Egg noodle ingredients:
2 cups all purpose flour, plus additional for dusting
3 egg yolks
2 tsp salt
¼ to ½ cup water, as needed
Egg noodle method:
Pour flour and salt into a bowl and whisk to combine. Make a small well in the middle. Add the eggs into the well.
Using your hands mix to combine. The dough will need between ¼ and ½ cup of water to come together. Before kneading it should be a shaggy but pliable dough. It will look something like this:
Knead the dough for about 10 minutes until it is smooth and elastic. The dough will still feel slightly grainy at resting period. Let the dough rest for an additional 15 minutes. At this point the dough will feel smooth to the touch, and will have a nice amount of give when you poke it with your finger.
Lightly dust a large surface are (or a small one if you are me, and then you will want to cut the dough in half and do this in two batches) Dust the top of the dough before rolling as well, lots of flour is the key to pasta forming. Roll out the dough as thin as possible. Ideally it should be ¼ to 1/8 inch thick (but these are rustic homemade noodles, don’t stress about being exact!)
Using a pizza slicer, or a knife, and cut the dough into ¼ inch wide strips.
Then using the pizza slicer cut off the edges to make a rough rectangular shape, like shown. Cut the noodles again until they are approximately ½ inch in length (or about there).
I usually have some scraps leftover, but this recipe makes plenty of noodles. If you desire, re-roll the scraps and repeat the process.
Toss the completed noodles into the pot and cook for about 15 minutes. Taste the noodles for doneness as the cooking time depends on the thickness of your noodles. In general, egg noodles will float to the top when they are finished cooking….but with all the other goodness in the soup, sometimes this isn’t always the case. So taste and check- plus, who minds taste testing?
A few notes:
* Snowpocalypse. For those of you who are reading this on 2/2/11 and you live in the Midwest (where most of our family and friends are from) you are probably dealing with the “blizzard of the century”. If you are in the Denver area, the wind chill is about 10 below 0. If you are in Portland…it’s probably raining.
– Better Than Boullion is one of the most fantastic inventions ever. I’m already cheating a little by not making homemade stock- so forgive me if I cheat a bit more. I think a Tbs of this adds an additional wonderful depth of chicken-ey (yes that’s a word) flavor. Feel free to exclude it, or just try a little at first, but it really is nice. It is also wildly convenient for those times when you realize you don’t have any broth and you can add this to water and make some. I have it in my fridge at all times.
– This makes a large amount, but I also serve soups as a meal so we eat a pretty hearty portion. This will serve about 5 with no leftovers. However, chicken noodle soup gets better with age. The next day your soup will have absorbed most of the liquids, this happens, it’s a good thing.
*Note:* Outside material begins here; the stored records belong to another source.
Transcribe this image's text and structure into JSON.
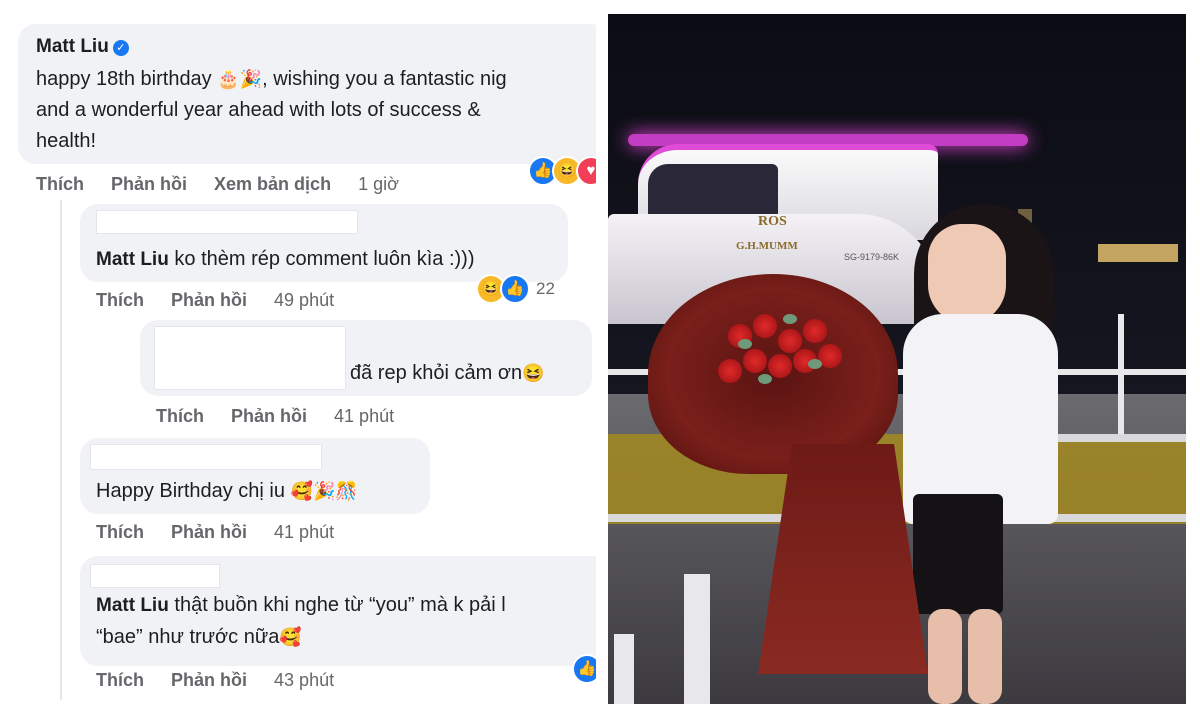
{
  "comments": [
    {
      "author": "Matt Liu",
      "lines": [
        "happy 18th birthday",
        ", wishing you a fantastic nig",
        "and a wonderful year ahead with lots of success &",
        "health!"
      ],
      "actions": {
        "like": "Thích",
        "reply": "Phản hồi",
        "translate": "Xem bản dịch",
        "time": "1 giờ"
      }
    },
    {
      "author": "Matt Liu",
      "text": "ko thèm rép comment luôn kìa :)))",
      "actions": {
        "like": "Thích",
        "reply": "Phản hồi",
        "time": "49 phút"
      },
      "reaction_count": "22"
    },
    {
      "text": "đã rep khỏi cảm ơn",
      "actions": {
        "like": "Thích",
        "reply": "Phản hồi",
        "time": "41 phút"
      }
    },
    {
      "text": "Happy Birthday chị iu",
      "actions": {
        "like": "Thích",
        "reply": "Phản hồi",
        "time": "41 phút"
      }
    },
    {
      "author": "Matt Liu",
      "lines": [
        "thật buồn khi nghe từ “you” mà k pải l",
        "“bae” như trước nữa"
      ],
      "actions": {
        "like": "Thích",
        "reply": "Phản hồi",
        "time": "43 phút"
      }
    }
  ],
  "photo": {
    "boat_name": "ROS",
    "boat_sponsor": "G.H.MUMM",
    "boat_registration": "SG-9179-86K"
  },
  "colors": {
    "bubble": "#f0f2f5",
    "link_blue": "#1877f2",
    "muted": "#65676b"
  },
  "icons": [
    "verified-badge-icon",
    "like-reaction-icon",
    "haha-reaction-icon",
    "cake-emoji-icon",
    "party-popper-emoji-icon",
    "smiling-hearts-emoji-icon",
    "confetti-emoji-icon"
  ]
}
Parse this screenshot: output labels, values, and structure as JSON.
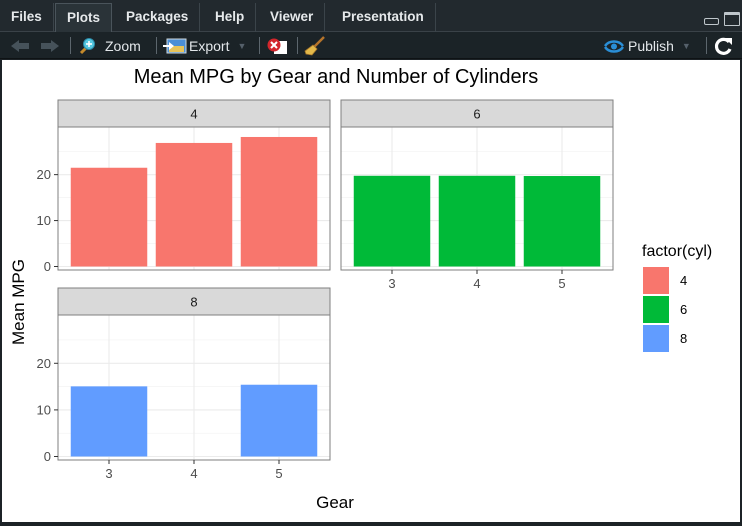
{
  "tabs": [
    {
      "label": "Files",
      "active": false
    },
    {
      "label": "Plots",
      "active": true
    },
    {
      "label": "Packages",
      "active": false
    },
    {
      "label": "Help",
      "active": false
    },
    {
      "label": "Viewer",
      "active": false
    },
    {
      "label": "Presentation",
      "active": false
    }
  ],
  "toolbar": {
    "back_icon": "arrow-left-icon",
    "forward_icon": "arrow-right-icon",
    "zoom_label": "Zoom",
    "export_label": "Export",
    "remove_icon": "remove-plot-icon",
    "clear_icon": "broom-icon",
    "publish_label": "Publish",
    "refresh_icon": "refresh-icon"
  },
  "colors": {
    "cyl4": "#F8766D",
    "cyl6": "#00BA38",
    "cyl8": "#619CFF",
    "strip_bg": "#D9D9D9",
    "grid": "#EBEBEB",
    "panel_border": "#7F7F7F"
  },
  "chart_data": {
    "type": "bar",
    "title": "Mean MPG by Gear and Number of Cylinders",
    "xlabel": "Gear",
    "ylabel": "Mean MPG",
    "facet_by": "cyl",
    "layout": "2x2 facet wrap",
    "categories": [
      "3",
      "4",
      "5"
    ],
    "ylim": [
      0,
      28.2
    ],
    "y_ticks": [
      0,
      10,
      20
    ],
    "grid": true,
    "legend": {
      "title": "factor(cyl)",
      "position": "right",
      "entries": [
        "4",
        "6",
        "8"
      ]
    },
    "series": [
      {
        "name": "4",
        "panel_label": "4",
        "values": [
          21.5,
          26.9,
          28.2
        ]
      },
      {
        "name": "6",
        "panel_label": "6",
        "values": [
          19.75,
          19.75,
          19.7
        ]
      },
      {
        "name": "8",
        "panel_label": "8",
        "values": [
          15.05,
          null,
          15.4
        ]
      }
    ]
  }
}
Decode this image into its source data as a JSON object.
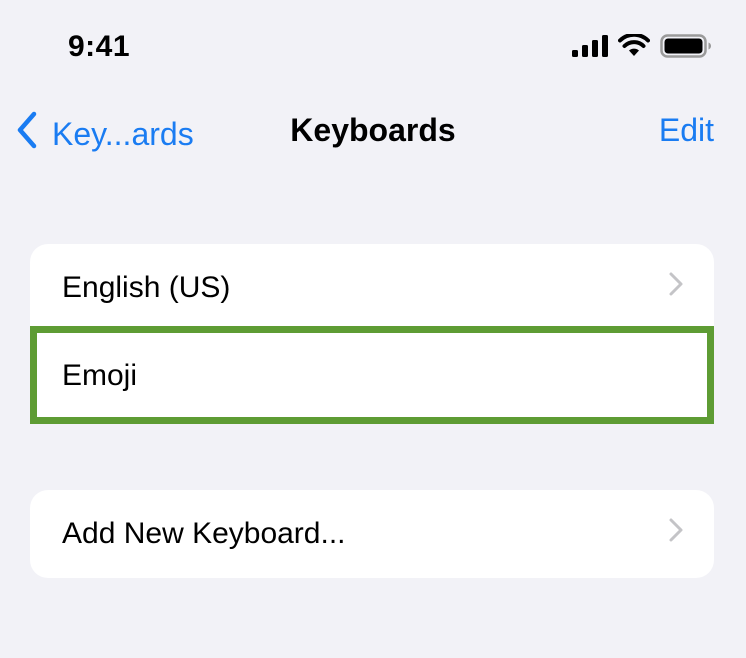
{
  "status_bar": {
    "time": "9:41",
    "icons": [
      "cellular-signal-icon",
      "wifi-icon",
      "battery-icon"
    ]
  },
  "nav": {
    "back_label": "Key...ards",
    "title": "Keyboards",
    "edit_label": "Edit"
  },
  "keyboards": [
    {
      "label": "English (US)",
      "chevron": true
    },
    {
      "label": "Emoji",
      "chevron": false
    }
  ],
  "add_keyboard": {
    "label": "Add New Keyboard..."
  },
  "colors": {
    "background": "#f2f2f7",
    "accent": "#1a7cf2",
    "highlight": "#5e9c34",
    "chevron": "#c4c4c7"
  }
}
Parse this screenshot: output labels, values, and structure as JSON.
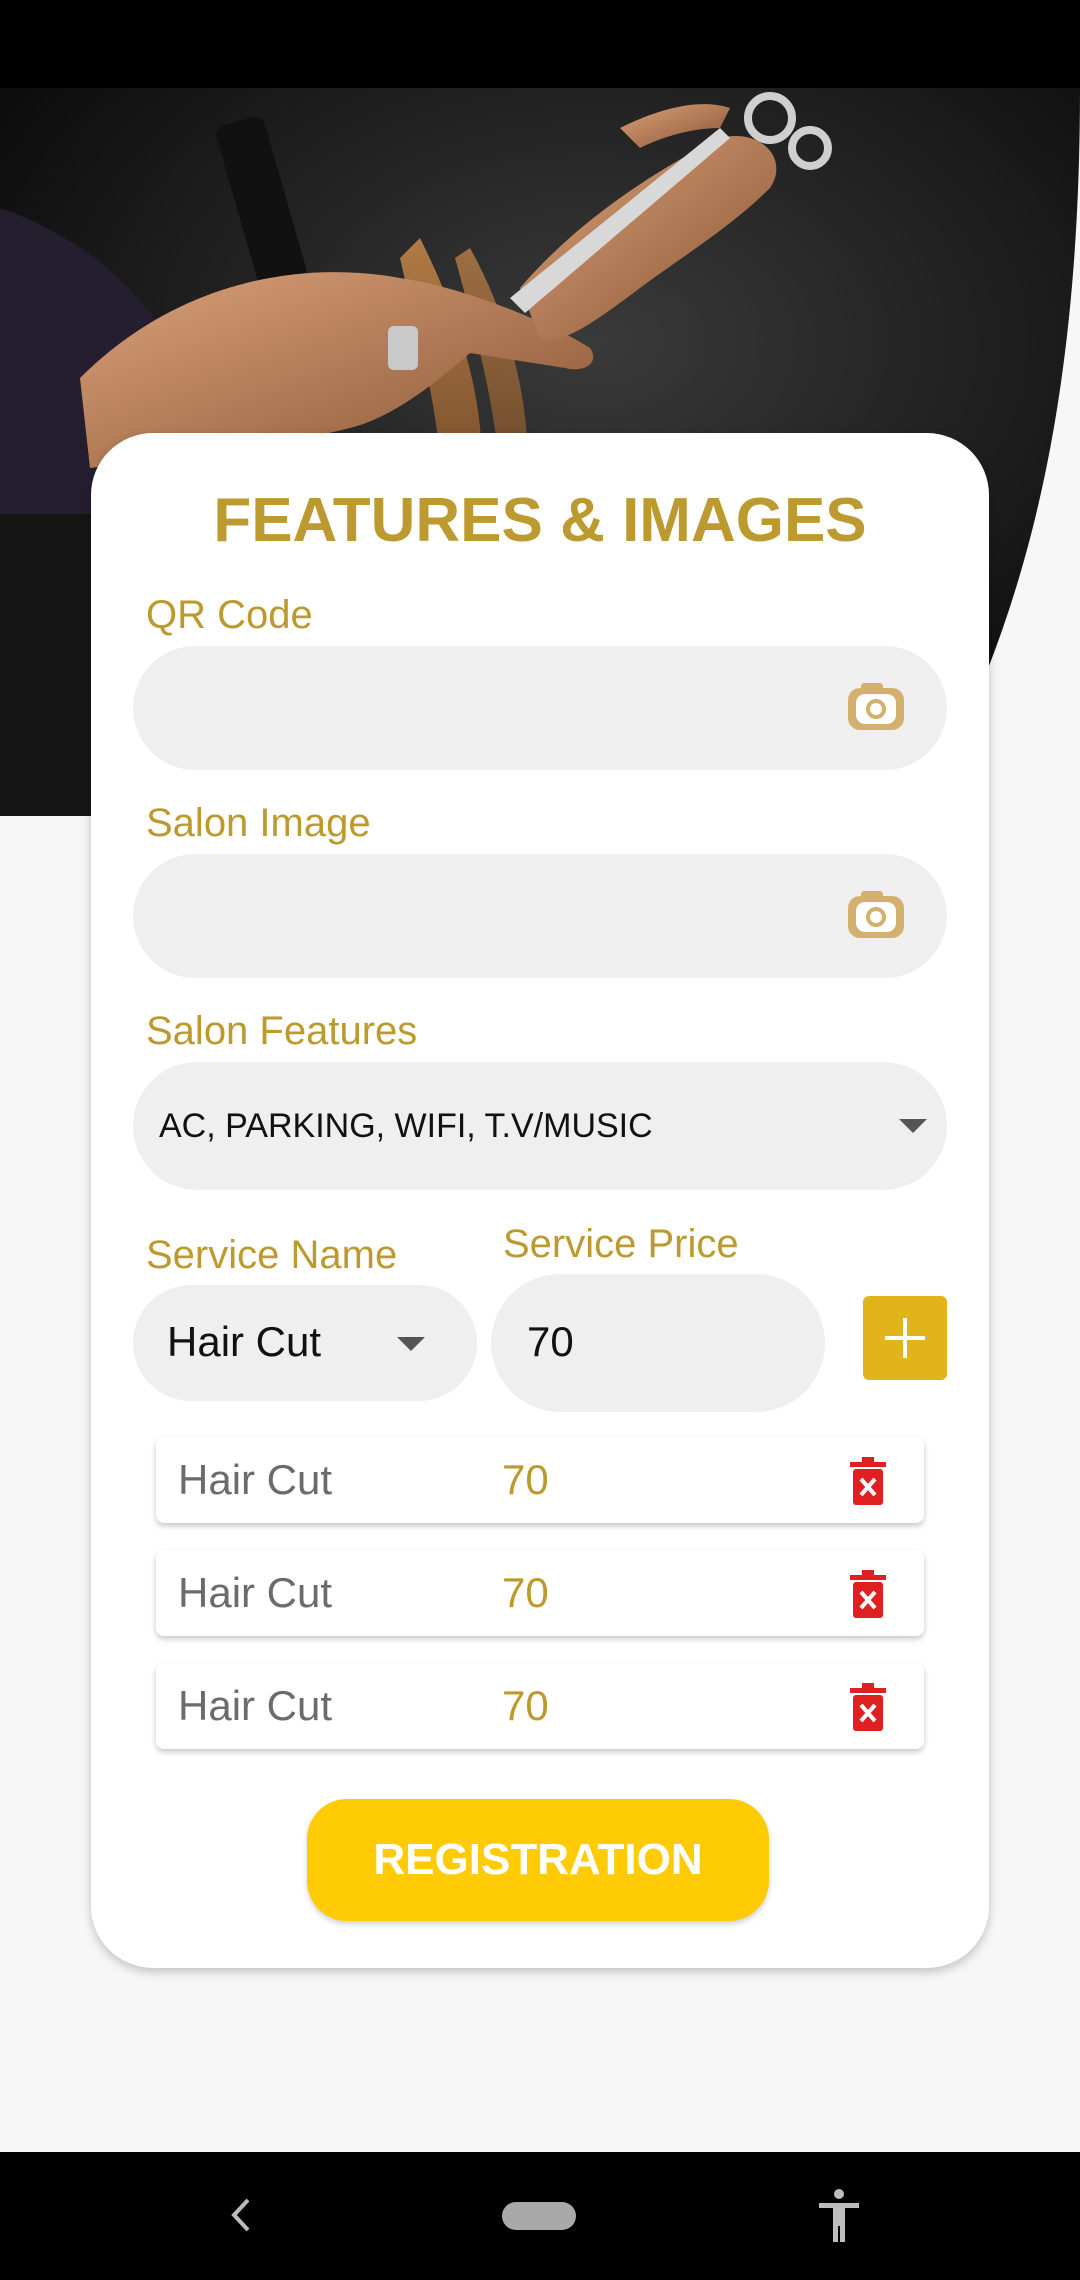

Put the soup back in a pot and add about ½ cup of water (or enough to make it soupy again) and heat on the stove over medium heat until it is thoroughly warmed.
– You can make this with fresh chicken. I usually buy a large package of chicken tenders (about 3 lbs.) I then cube them roughly, salt and pepper them, and add them to the pot just after the onions. I cook them until each piece is completely white on the outside and then add the broth, the chicken will continue to cook through during the rest of the cooking process.
– We used leftover grilled bone in chicken breasts for this. I had honestly never thought of using this for this purpose, but it was excellent. While the grill flavor did not come through in excess, it was there in the background and added a welcome amount of smokiness. Leftover chicken is versatile people- don’t waste it!
– People tell me you can find homemade style egg noodles in the freezer section of the grocery store…I have never been able to find them. They are easy, just make them, they are tastier and more impressive anyway.